Tag Archives: David Bronstein

Chess Tactics: Boleslavsky — Böök, 1948

Isaac Boleslavsky: The Most Underrated Chess Theoretician?

Isaac Boleslavsky

Isaac Boleslavsky. Photo: chessgames.com

Isaac Boleslavsky (1919-1977) was born in present-day Ukraine. He was one of the best players in the world during the 1940s and 1950s.

Runner-up in back-to-back USSR Championships in 1945 and 1947, he narrowly missed a chance to face Mikhail Botvinnik in the 1951 World Championship match. He later assisted Tigran Petrosian in his title matches.

Despite this formidable résumé, Boleslavsky’s legacy can be most clearly seen in the Ruy Lopez, King’s Indian Defense, and Sicilian Defense. His ideas are everywhere in these systems. Unfortunately, I doubt most casual players have even heard of him!

 

Original Grandmaster

The Grand Hotel Saltsjöbaden, site of the 1948 interzonal.

The very first Interzonal was held in 1948 in Saltsjöbaden, Sweden. Up for grabs were places in the Budapest Candidates Tournament of 1950, the next step in the World Championship cycle. Boleslavsky qualified easily with a strong third place result in Saltsjöbaden behind David Bronstein and Laszlo Szabo. These three players were part of the first 27 awarded the new International Grandmaster title by FIDE.

In the first round of the interzonal, Boleslavsky won a miniature against Finnish master Eero Böök with an important new idea.

 

A Dangerous Queen Maneuver

Chess Tactics: Mikenas — Bronstein, 1965

Impressive

The back-rank checkmate tactic that occurred in this game is my favorite, and I’ve shown it to students for years. It’s the greatest back rank tactic I’ve ever seen, and one of the greatest tactics of any kind.

Black to play. 24…?

What shocking move did David Bronstein, World Championship Challenger in 1951, find?

David Bronstein pulled off a stunning back rank checkmate tactic over Vladas Mikenas in 1965.

David Bronstein at the board, locked in battle

Analysis

White’s king is stuck in the corner on h1, but it doesn’t seem to matter. Black is doubled on the e-file, but white can cover that. If 1…Qe1+, white cannot play 2.Rxe1??

Because of 2…Rxe1+ 3.Qf1 Rxf1#.

Instead of 2.Rxe1?? white has 2.Qf1!, and black has nothing.

So what should black do instead? The move will appear if he remembers how to choose a move and looks for checks, captures, and threats!

Clicking on the moves below will pop up diagrams to follow the analysis.

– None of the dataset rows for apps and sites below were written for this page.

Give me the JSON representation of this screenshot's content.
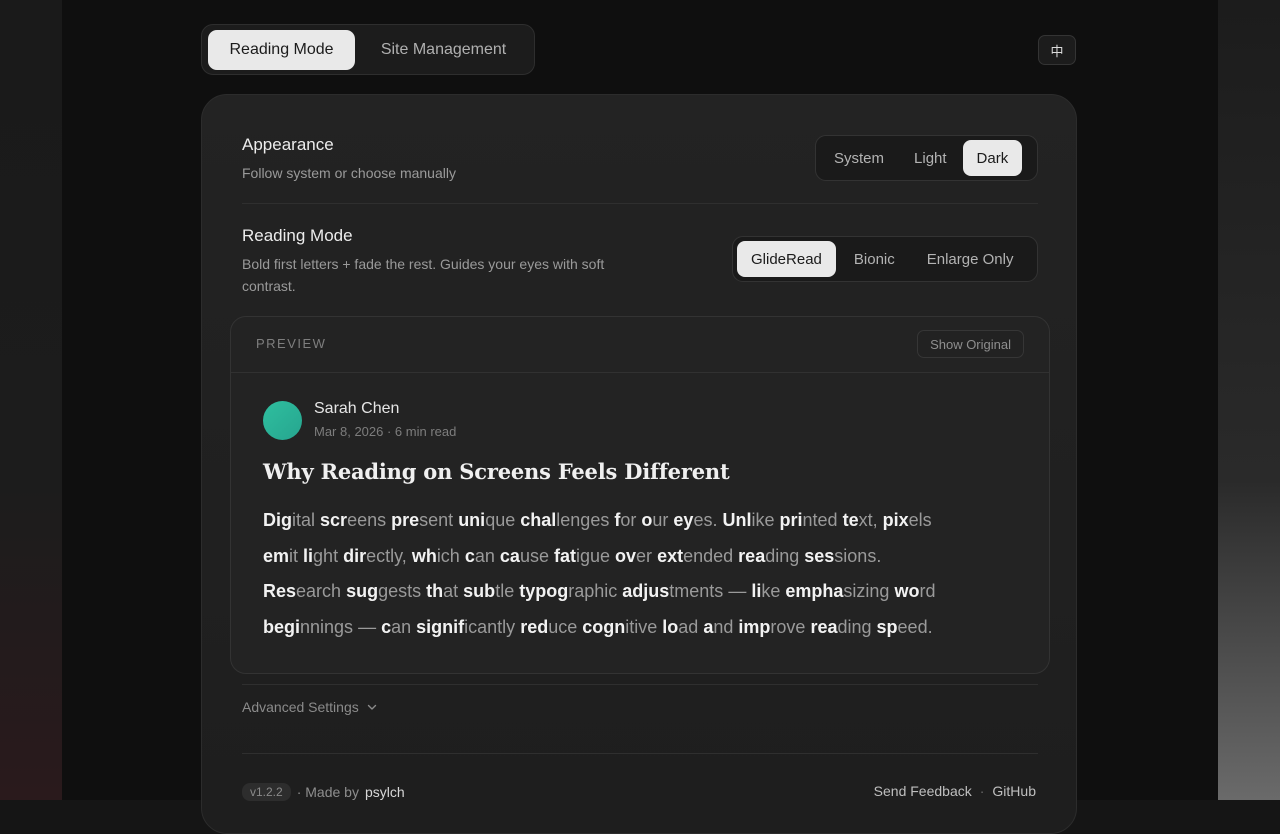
{
  "tabs": [
    {
      "label": "Reading Mode",
      "active": true
    },
    {
      "label": "Site Management",
      "active": false
    }
  ],
  "lang_button": "中",
  "appearance": {
    "title": "Appearance",
    "description": "Follow system or choose manually",
    "options": [
      "System",
      "Light",
      "Dark"
    ],
    "selected": "Dark"
  },
  "reading_mode": {
    "title": "Reading Mode",
    "description_line1": "Bold first letters + fade the rest. Guides your eyes with soft",
    "description_line2": "contrast.",
    "options": [
      "GlideRead",
      "Bionic",
      "Enlarge Only"
    ],
    "selected": "GlideRead"
  },
  "preview": {
    "label": "PREVIEW",
    "show_original": "Show Original",
    "author": "Sarah Chen",
    "meta": "Mar 8, 2026 · 6 min read",
    "title": "Why Reading on Screens Feels Different",
    "body_lines": [
      [
        [
          "Dig",
          "ital"
        ],
        [
          "scr",
          "eens"
        ],
        [
          "pre",
          "sent"
        ],
        [
          "uni",
          "que"
        ],
        [
          "chal",
          "lenges"
        ],
        [
          "f",
          "or"
        ],
        [
          "o",
          "ur"
        ],
        [
          "ey",
          "es."
        ],
        [
          "Unl",
          "ike"
        ],
        [
          "pri",
          "nted"
        ],
        [
          "te",
          "xt,"
        ],
        [
          "pix",
          "els"
        ]
      ],
      [
        [
          "em",
          "it"
        ],
        [
          "li",
          "ght"
        ],
        [
          "dir",
          "ectly,"
        ],
        [
          "wh",
          "ich"
        ],
        [
          "c",
          "an"
        ],
        [
          "ca",
          "use"
        ],
        [
          "fat",
          "igue"
        ],
        [
          "ov",
          "er"
        ],
        [
          "ext",
          "ended"
        ],
        [
          "rea",
          "ding"
        ],
        [
          "ses",
          "sions."
        ]
      ],
      [
        [
          "Res",
          "earch"
        ],
        [
          "sug",
          "gests"
        ],
        [
          "th",
          "at"
        ],
        [
          "sub",
          "tle"
        ],
        [
          "typog",
          "raphic"
        ],
        [
          "adjus",
          "tments"
        ],
        [
          "",
          "—"
        ],
        [
          "li",
          "ke"
        ],
        [
          "empha",
          "sizing"
        ],
        [
          "wo",
          "rd"
        ]
      ],
      [
        [
          "begi",
          "nnings"
        ],
        [
          "",
          "—"
        ],
        [
          "c",
          "an"
        ],
        [
          "signif",
          "icantly"
        ],
        [
          "red",
          "uce"
        ],
        [
          "cogn",
          "itive"
        ],
        [
          "lo",
          "ad"
        ],
        [
          "a",
          "nd"
        ],
        [
          "imp",
          "rove"
        ],
        [
          "rea",
          "ding"
        ],
        [
          "sp",
          "eed."
        ]
      ]
    ]
  },
  "advanced_settings": "Advanced Settings",
  "footer": {
    "version": "v1.2.2",
    "made_by_prefix": "· Made by",
    "made_by_name": "psylch",
    "send_feedback": "Send Feedback",
    "separator": "·",
    "github": "GitHub"
  }
}
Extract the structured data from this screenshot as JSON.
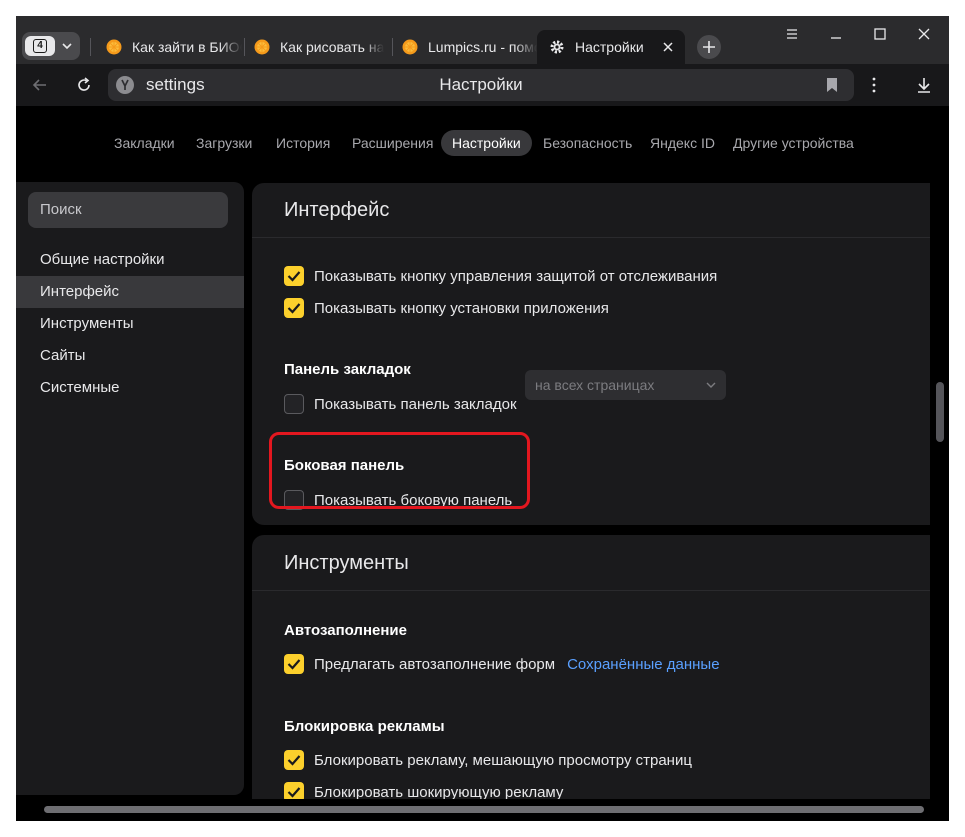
{
  "tabstrip": {
    "tab_count": "4",
    "tabs": [
      {
        "title": "Как зайти в БИОС"
      },
      {
        "title": "Как рисовать на"
      },
      {
        "title": "Lumpics.ru - помо"
      },
      {
        "title": "Настройки"
      }
    ]
  },
  "toolbar": {
    "url": "settings",
    "page_title": "Настройки"
  },
  "nav": {
    "items": [
      "Закладки",
      "Загрузки",
      "История",
      "Расширения",
      "Настройки",
      "Безопасность",
      "Яндекс ID",
      "Другие устройства"
    ]
  },
  "sidebar": {
    "search_placeholder": "Поиск",
    "items": [
      "Общие настройки",
      "Интерфейс",
      "Инструменты",
      "Сайты",
      "Системные"
    ]
  },
  "interface": {
    "title": "Интерфейс",
    "opt_tracking": "Показывать кнопку управления защитой от отслеживания",
    "opt_install": "Показывать кнопку установки приложения",
    "bookmarks_title": "Панель закладок",
    "opt_bookmarks": "Показывать панель закладок",
    "bookmarks_select": "на всех страницах",
    "sidepanel_title": "Боковая панель",
    "opt_sidepanel": "Показывать боковую панель"
  },
  "tools": {
    "title": "Инструменты",
    "autofill_title": "Автозаполнение",
    "opt_autofill": "Предлагать автозаполнение форм",
    "autofill_link": "Сохранённые данные",
    "adblock_title": "Блокировка рекламы",
    "opt_adblock1": "Блокировать рекламу, мешающую просмотру страниц",
    "opt_adblock2": "Блокировать шокирующую рекламу"
  },
  "colors": {
    "accent": "#fcd02c",
    "link": "#5aa0ff",
    "highlight": "#e3171f"
  }
}
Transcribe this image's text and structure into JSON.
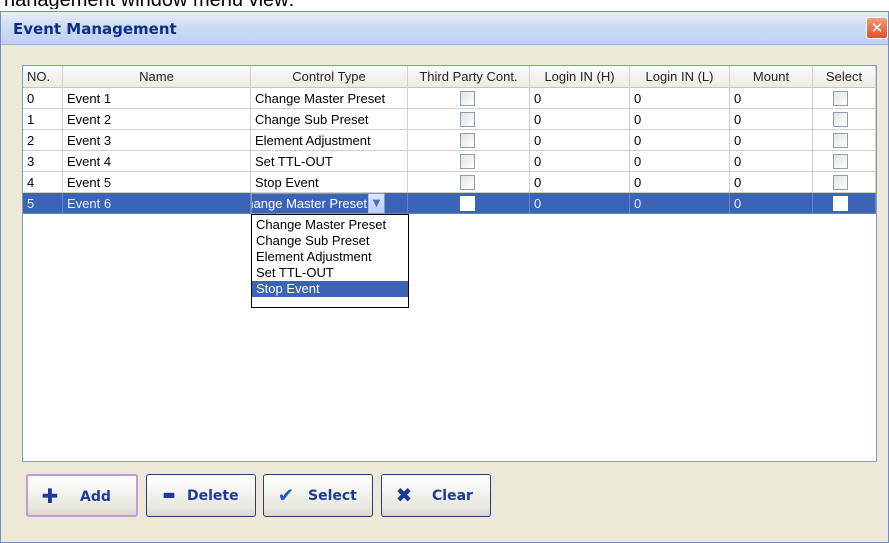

After 24…Rxa3!! Mikenas resigned at once, because he will either get checkmated or lose a ton of material. Sometimes you have to tip your cap to the opponent for a job well done!

Do agree with me that this is the greatest back rank checkmate tactic ever? Share your thoughts!